WHAT YOU HAVE TO DO:
Check every line below for the string "HTML", and copy the lines that contain it.

DATA SHOWN:
★ ★ ★ ★

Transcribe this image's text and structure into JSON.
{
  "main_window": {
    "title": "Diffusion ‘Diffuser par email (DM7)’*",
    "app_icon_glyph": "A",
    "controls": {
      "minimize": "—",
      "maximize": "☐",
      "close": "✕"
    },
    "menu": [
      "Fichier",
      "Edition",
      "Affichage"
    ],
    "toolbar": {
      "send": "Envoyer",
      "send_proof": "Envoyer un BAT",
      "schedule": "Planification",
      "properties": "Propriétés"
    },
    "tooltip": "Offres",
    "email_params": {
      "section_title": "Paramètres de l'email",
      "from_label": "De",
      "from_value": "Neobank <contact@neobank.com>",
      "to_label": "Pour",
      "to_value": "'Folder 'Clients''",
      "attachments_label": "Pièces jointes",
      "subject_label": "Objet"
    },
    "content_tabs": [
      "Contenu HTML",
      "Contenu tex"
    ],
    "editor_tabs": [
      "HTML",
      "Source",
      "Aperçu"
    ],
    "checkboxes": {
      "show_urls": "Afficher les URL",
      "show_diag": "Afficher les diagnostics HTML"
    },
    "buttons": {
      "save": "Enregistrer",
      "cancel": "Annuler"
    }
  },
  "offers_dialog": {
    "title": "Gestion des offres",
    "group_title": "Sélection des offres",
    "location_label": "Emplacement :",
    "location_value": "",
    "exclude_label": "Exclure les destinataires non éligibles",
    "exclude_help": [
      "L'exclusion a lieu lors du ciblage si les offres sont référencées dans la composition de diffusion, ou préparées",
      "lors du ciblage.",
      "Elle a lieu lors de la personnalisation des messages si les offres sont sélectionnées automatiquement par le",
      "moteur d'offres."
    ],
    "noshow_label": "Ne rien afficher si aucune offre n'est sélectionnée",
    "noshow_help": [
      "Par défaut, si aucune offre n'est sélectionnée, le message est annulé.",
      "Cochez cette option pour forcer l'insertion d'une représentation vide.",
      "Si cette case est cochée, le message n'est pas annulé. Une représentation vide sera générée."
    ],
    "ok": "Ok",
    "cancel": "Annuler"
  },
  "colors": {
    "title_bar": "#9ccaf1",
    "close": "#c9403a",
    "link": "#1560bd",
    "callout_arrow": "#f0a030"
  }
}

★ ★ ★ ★

REPLY:
      "Contenu HTML",
      "HTML",
      "show_diag": "Afficher les diagnostics HTML"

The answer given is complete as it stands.